For the HCS program providers: Eliminating the case management function from the array of services offered by the HCS program provider will likely require many changes to the program provider’s organizational structure. Most program providers assigned case management duties that exceeded HCS rule requirements. However, many of the case management functions that previously were defined in rule, including coordinating the development and implementation of the service plan, coordinating and monitoring the delivery of HCS and non-HCS services, integrating various aspects of services delivered through HCS and non-HCS services, recording progress and lack of progress, record-keeping, and developing a pre-discharge plan, are now the responsibility of the Local Authority service coordinator. The program provider will need to perform some parallel functions to ensure that services are effective and that individuals are healthy, safe and satisfied with their services. For example, the program provider is responsible for developing the Implementation Plan (IP) that describes specifically how the program provider’s services will achieve the assigned desired outcomes.

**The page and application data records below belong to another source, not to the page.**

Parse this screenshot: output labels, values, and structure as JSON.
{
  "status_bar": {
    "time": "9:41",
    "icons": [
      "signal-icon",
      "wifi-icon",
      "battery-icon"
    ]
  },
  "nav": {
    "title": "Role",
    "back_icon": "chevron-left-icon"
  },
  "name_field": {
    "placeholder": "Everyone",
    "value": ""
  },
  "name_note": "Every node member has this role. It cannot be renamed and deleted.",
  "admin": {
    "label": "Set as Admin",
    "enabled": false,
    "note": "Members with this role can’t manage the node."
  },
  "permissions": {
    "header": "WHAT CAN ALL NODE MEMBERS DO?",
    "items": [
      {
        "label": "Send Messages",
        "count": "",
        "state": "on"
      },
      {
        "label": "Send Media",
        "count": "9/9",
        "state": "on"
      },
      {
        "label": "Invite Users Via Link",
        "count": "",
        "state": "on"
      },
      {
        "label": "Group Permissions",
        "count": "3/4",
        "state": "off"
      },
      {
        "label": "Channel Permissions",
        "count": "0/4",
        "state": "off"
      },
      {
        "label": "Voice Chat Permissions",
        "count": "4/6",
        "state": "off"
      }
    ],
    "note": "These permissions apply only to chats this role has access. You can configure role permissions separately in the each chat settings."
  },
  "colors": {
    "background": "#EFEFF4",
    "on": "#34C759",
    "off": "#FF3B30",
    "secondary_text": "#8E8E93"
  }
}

In addition, program providers will be responsible for supervising their employees and contracted staff to ensure that they are following the IP and that progress or lack of progress is documented. If an individual receives foster/companion care, Supervised Living or Residential Support Services and possibly Supported Home Living or Respite, it is probable that the program provider’s staff will communicate and collaborate with the non-HCS service provider to integrate various aspects of service delivery. The program provider will be required to maintain a record that contains documentation relevant to the delivery of the program provider’s HCS services.
In cases in which the program provider provides foster/companion care, Supervised Living or Residential Support Services, the program provider must be able to respond to emergency situations 24 hours per day, seven days per week. The program provider may also be required to provide emergency services to an individual who lives in their own home or family home, as documented in the PDP. In the event that an unanticipated emergency arises and emergency services not included in the individual’s IPC are required, it is expected that the program provider will be responsive to that emergency and that units are added to the IPC later (if necessary) to allow reimbursement to the provider.
Program providers are encouraged to maintain frequent communication with the individuals to whom they provide services, as well as LARs and family members, to evaluate their satisfaction and to determine if changes are needed to the IP. Since case management is no longer included in the program provider’s array of HCS services, it is critical to develop effective communication systems among program provider staff and that staff know when and how to contact the individual’s service coordinator.
For DADS employees: DADS staff must prepare for these changes in the service delivery system. All DADS staff who serve individuals who receive HCS services must be knowledgeable of how the elimination of the case management function from the program provider’s array of services and the assignment of Local Authority service coordination to individuals receiving HCS services will affect the way they perform their jobs. These DADS staff must understand the concepts of person-directed planning and how to promote the acquisition of outcomes. New monitoring processes and tools will be used by the following DADS areas:
- Access and Intake – Local Authority Section, Contract Accountability and Oversight Unit; Utilization Management and Review, IDD Waivers, Program Enrollment and UR; and Billing and Fiscal Monitoring
- Regulatory Services – Waiver Survey and Certification
Click here for a table describing many of the major changes that result from the removal of case management services from the program providers’ service array and the performance of service coordination by the Local Authorities.